- [Supplied material]:
###

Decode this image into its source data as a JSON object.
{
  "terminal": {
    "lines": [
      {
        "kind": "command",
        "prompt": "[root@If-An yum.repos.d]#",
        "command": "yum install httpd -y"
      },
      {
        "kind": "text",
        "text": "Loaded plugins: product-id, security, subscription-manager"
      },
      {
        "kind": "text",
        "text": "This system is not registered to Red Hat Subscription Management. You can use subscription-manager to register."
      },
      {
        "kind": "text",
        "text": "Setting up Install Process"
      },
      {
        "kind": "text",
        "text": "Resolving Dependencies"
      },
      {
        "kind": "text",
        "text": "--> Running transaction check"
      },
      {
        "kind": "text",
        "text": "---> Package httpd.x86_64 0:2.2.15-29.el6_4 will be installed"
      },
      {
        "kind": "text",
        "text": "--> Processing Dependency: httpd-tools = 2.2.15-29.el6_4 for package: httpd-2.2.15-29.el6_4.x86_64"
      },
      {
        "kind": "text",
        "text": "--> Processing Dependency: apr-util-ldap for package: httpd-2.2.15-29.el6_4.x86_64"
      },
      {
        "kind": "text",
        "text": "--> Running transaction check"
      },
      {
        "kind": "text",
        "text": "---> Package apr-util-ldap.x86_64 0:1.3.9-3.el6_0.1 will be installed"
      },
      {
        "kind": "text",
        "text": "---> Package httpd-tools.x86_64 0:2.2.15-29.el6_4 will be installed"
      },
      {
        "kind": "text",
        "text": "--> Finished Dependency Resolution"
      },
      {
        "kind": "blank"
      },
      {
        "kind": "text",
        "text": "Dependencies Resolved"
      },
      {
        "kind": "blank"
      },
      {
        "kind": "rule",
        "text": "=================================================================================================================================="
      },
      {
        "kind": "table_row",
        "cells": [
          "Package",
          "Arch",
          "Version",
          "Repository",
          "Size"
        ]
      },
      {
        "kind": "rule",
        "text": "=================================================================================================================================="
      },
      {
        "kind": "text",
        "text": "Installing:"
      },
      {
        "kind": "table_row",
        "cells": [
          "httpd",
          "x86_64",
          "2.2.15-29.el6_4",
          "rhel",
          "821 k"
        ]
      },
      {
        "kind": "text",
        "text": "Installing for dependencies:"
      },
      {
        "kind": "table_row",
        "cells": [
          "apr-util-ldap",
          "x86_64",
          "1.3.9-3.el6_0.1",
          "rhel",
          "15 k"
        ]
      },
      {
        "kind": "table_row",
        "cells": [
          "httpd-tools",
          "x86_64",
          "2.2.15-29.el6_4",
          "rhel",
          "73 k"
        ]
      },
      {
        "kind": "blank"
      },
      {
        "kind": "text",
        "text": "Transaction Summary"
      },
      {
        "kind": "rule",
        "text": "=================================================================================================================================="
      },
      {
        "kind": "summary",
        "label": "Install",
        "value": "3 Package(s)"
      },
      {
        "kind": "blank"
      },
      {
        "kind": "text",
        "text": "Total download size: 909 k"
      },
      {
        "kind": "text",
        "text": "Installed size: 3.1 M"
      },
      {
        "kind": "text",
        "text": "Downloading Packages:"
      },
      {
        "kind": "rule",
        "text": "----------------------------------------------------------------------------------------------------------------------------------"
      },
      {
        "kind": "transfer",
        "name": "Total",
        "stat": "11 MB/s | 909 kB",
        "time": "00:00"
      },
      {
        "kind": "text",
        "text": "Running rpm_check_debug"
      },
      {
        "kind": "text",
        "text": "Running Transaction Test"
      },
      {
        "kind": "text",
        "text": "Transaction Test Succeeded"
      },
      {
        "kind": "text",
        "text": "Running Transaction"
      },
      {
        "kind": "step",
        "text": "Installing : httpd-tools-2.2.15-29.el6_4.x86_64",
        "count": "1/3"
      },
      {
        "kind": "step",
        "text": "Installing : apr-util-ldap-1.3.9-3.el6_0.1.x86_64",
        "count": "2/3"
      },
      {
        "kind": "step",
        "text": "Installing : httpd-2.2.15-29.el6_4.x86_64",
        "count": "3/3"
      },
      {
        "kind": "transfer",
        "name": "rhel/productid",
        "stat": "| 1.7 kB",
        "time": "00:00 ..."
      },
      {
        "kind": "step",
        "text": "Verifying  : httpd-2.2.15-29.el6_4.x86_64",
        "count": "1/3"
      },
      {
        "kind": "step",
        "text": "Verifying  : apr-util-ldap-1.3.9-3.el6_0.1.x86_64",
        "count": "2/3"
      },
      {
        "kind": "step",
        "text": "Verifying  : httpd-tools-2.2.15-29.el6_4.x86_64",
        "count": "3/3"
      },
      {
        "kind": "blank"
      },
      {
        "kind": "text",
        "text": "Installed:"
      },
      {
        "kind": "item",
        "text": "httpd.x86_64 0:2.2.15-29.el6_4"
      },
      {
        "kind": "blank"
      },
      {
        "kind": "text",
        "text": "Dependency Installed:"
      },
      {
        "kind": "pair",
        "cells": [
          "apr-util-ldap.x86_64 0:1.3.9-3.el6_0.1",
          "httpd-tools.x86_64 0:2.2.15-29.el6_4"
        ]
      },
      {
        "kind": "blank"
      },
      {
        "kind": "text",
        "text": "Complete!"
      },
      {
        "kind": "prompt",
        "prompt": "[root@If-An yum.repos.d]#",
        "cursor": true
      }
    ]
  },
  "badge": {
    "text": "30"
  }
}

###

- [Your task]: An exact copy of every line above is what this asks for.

- [Answer below]:
Decode this image into its source data as a JSON object.
{
  "terminal": {
    "lines": [
      {
        "kind": "command",
        "prompt": "[root@If-An yum.repos.d]#",
        "command": "yum install httpd -y"
      },
      {
        "kind": "text",
        "text": "Loaded plugins: product-id, security, subscription-manager"
      },
      {
        "kind": "text",
        "text": "This system is not registered to Red Hat Subscription Management. You can use subscription-manager to register."
      },
      {
        "kind": "text",
        "text": "Setting up Install Process"
      },
      {
        "kind": "text",
        "text": "Resolving Dependencies"
      },
      {
        "kind": "text",
        "text": "--> Running transaction check"
      },
      {
        "kind": "text",
        "text": "---> Package httpd.x86_64 0:2.2.15-29.el6_4 will be installed"
      },
      {
        "kind": "text",
        "text": "--> Processing Dependency: httpd-tools = 2.2.15-29.el6_4 for package: httpd-2.2.15-29.el6_4.x86_64"
      },
      {
        "kind": "text",
        "text": "--> Processing Dependency: apr-util-ldap for package: httpd-2.2.15-29.el6_4.x86_64"
      },
      {
        "kind": "text",
        "text": "--> Running transaction check"
      },
      {
        "kind": "text",
        "text": "---> Package apr-util-ldap.x86_64 0:1.3.9-3.el6_0.1 will be installed"
      },
      {
        "kind": "text",
        "text": "---> Package httpd-tools.x86_64 0:2.2.15-29.el6_4 will be installed"
      },
      {
        "kind": "text",
        "text": "--> Finished Dependency Resolution"
      },
      {
        "kind": "blank"
      },
      {
        "kind": "text",
        "text": "Dependencies Resolved"
      },
      {
        "kind": "blank"
      },
      {
        "kind": "rule",
        "text": "=================================================================================================================================="
      },
      {
        "kind": "table_row",
        "cells": [
          "Package",
          "Arch",
          "Version",
          "Repository",
          "Size"
        ]
      },
      {
        "kind": "rule",
        "text": "=================================================================================================================================="
      },
      {
        "kind": "text",
        "text": "Installing:"
      },
      {
        "kind": "table_row",
        "cells": [
          "httpd",
          "x86_64",
          "2.2.15-29.el6_4",
          "rhel",
          "821 k"
        ]
      },
      {
        "kind": "text",
        "text": "Installing for dependencies:"
      },
      {
        "kind": "table_row",
        "cells": [
          "apr-util-ldap",
          "x86_64",
          "1.3.9-3.el6_0.1",
          "rhel",
          "15 k"
        ]
      },
      {
        "kind": "table_row",
        "cells": [
          "httpd-tools",
          "x86_64",
          "2.2.15-29.el6_4",
          "rhel",
          "73 k"
        ]
      },
      {
        "kind": "blank"
      },
      {
        "kind": "text",
        "text": "Transaction Summary"
      },
      {
        "kind": "rule",
        "text": "=================================================================================================================================="
      },
      {
        "kind": "summary",
        "label": "Install",
        "value": "3 Package(s)"
      },
      {
        "kind": "blank"
      },
      {
        "kind": "text",
        "text": "Total download size: 909 k"
      },
      {
        "kind": "text",
        "text": "Installed size: 3.1 M"
      },
      {
        "kind": "text",
        "text": "Downloading Packages:"
      },
      {
        "kind": "rule",
        "text": "----------------------------------------------------------------------------------------------------------------------------------"
      },
      {
        "kind": "transfer",
        "name": "Total",
        "stat": "11 MB/s | 909 kB",
        "time": "00:00"
      },
      {
        "kind": "text",
        "text": "Running rpm_check_debug"
      },
      {
        "kind": "text",
        "text": "Running Transaction Test"
      },
      {
        "kind": "text",
        "text": "Transaction Test Succeeded"
      },
      {
        "kind": "text",
        "text": "Running Transaction"
      },
      {
        "kind": "step",
        "text": "Installing : httpd-tools-2.2.15-29.el6_4.x86_64",
        "count": "1/3"
      },
      {
        "kind": "step",
        "text": "Installing : apr-util-ldap-1.3.9-3.el6_0.1.x86_64",
        "count": "2/3"
      },
      {
        "kind": "step",
        "text": "Installing : httpd-2.2.15-29.el6_4.x86_64",
        "count": "3/3"
      },
      {
        "kind": "transfer",
        "name": "rhel/productid",
        "stat": "| 1.7 kB",
        "time": "00:00 ..."
      },
      {
        "kind": "step",
        "text": "Verifying  : httpd-2.2.15-29.el6_4.x86_64",
        "count": "1/3"
      },
      {
        "kind": "step",
        "text": "Verifying  : apr-util-ldap-1.3.9-3.el6_0.1.x86_64",
        "count": "2/3"
      },
      {
        "kind": "step",
        "text": "Verifying  : httpd-tools-2.2.15-29.el6_4.x86_64",
        "count": "3/3"
      },
      {
        "kind": "blank"
      },
      {
        "kind": "text",
        "text": "Installed:"
      },
      {
        "kind": "item",
        "text": "httpd.x86_64 0:2.2.15-29.el6_4"
      },
      {
        "kind": "blank"
      },
      {
        "kind": "text",
        "text": "Dependency Installed:"
      },
      {
        "kind": "pair",
        "cells": [
          "apr-util-ldap.x86_64 0:1.3.9-3.el6_0.1",
          "httpd-tools.x86_64 0:2.2.15-29.el6_4"
        ]
      },
      {
        "kind": "blank"
      },
      {
        "kind": "text",
        "text": "Complete!"
      },
      {
        "kind": "prompt",
        "prompt": "[root@If-An yum.repos.d]#",
        "cursor": true
      }
    ]
  },
  "badge": {
    "text": "30"
  }
}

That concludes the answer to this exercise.